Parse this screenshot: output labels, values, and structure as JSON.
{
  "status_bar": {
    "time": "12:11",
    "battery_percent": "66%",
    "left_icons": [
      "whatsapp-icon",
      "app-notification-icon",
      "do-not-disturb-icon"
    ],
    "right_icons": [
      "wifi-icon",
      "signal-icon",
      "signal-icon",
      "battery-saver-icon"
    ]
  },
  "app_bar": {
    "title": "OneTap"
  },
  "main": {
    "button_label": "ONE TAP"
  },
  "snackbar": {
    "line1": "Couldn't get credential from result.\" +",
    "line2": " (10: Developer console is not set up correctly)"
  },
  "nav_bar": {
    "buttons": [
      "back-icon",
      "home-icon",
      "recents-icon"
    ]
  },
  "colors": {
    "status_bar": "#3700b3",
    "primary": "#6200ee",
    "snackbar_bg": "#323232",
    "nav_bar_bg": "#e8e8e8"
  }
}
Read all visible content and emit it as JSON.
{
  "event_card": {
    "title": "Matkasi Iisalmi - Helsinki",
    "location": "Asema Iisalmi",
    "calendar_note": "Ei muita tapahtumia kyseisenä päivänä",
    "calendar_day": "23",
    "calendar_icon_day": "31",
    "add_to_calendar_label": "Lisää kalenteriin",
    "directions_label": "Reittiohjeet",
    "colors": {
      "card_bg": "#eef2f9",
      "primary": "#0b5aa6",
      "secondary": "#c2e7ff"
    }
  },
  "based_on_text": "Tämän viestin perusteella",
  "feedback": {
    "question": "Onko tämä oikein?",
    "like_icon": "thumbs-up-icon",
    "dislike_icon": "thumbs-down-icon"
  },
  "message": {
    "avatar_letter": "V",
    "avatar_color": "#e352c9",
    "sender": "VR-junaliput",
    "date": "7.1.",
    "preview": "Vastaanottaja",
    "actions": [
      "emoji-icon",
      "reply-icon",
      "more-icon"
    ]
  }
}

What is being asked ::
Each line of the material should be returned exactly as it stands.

Exercise solution ::
Parse this screenshot: output labels, values, and structure as JSON.
{
  "status_bar": {
    "time": "12:11",
    "battery_percent": "66%",
    "left_icons": [
      "whatsapp-icon",
      "app-notification-icon",
      "do-not-disturb-icon"
    ],
    "right_icons": [
      "wifi-icon",
      "signal-icon",
      "signal-icon",
      "battery-saver-icon"
    ]
  },
  "app_bar": {
    "title": "OneTap"
  },
  "main": {
    "button_label": "ONE TAP"
  },
  "snackbar": {
    "line1": "Couldn't get credential from result.\" +",
    "line2": " (10: Developer console is not set up correctly)"
  },
  "nav_bar": {
    "buttons": [
      "back-icon",
      "home-icon",
      "recents-icon"
    ]
  },
  "colors": {
    "status_bar": "#3700b3",
    "primary": "#6200ee",
    "snackbar_bg": "#323232",
    "nav_bar_bg": "#e8e8e8"
  }
}
Read all visible content and emit it as JSON.
{
  "event_card": {
    "title": "Matkasi Iisalmi - Helsinki",
    "location": "Asema Iisalmi",
    "calendar_note": "Ei muita tapahtumia kyseisenä päivänä",
    "calendar_day": "23",
    "calendar_icon_day": "31",
    "add_to_calendar_label": "Lisää kalenteriin",
    "directions_label": "Reittiohjeet",
    "colors": {
      "card_bg": "#eef2f9",
      "primary": "#0b5aa6",
      "secondary": "#c2e7ff"
    }
  },
  "based_on_text": "Tämän viestin perusteella",
  "feedback": {
    "question": "Onko tämä oikein?",
    "like_icon": "thumbs-up-icon",
    "dislike_icon": "thumbs-down-icon"
  },
  "message": {
    "avatar_letter": "V",
    "avatar_color": "#e352c9",
    "sender": "VR-junaliput",
    "date": "7.1.",
    "preview": "Vastaanottaja",
    "actions": [
      "emoji-icon",
      "reply-icon",
      "more-icon"
    ]
  }
}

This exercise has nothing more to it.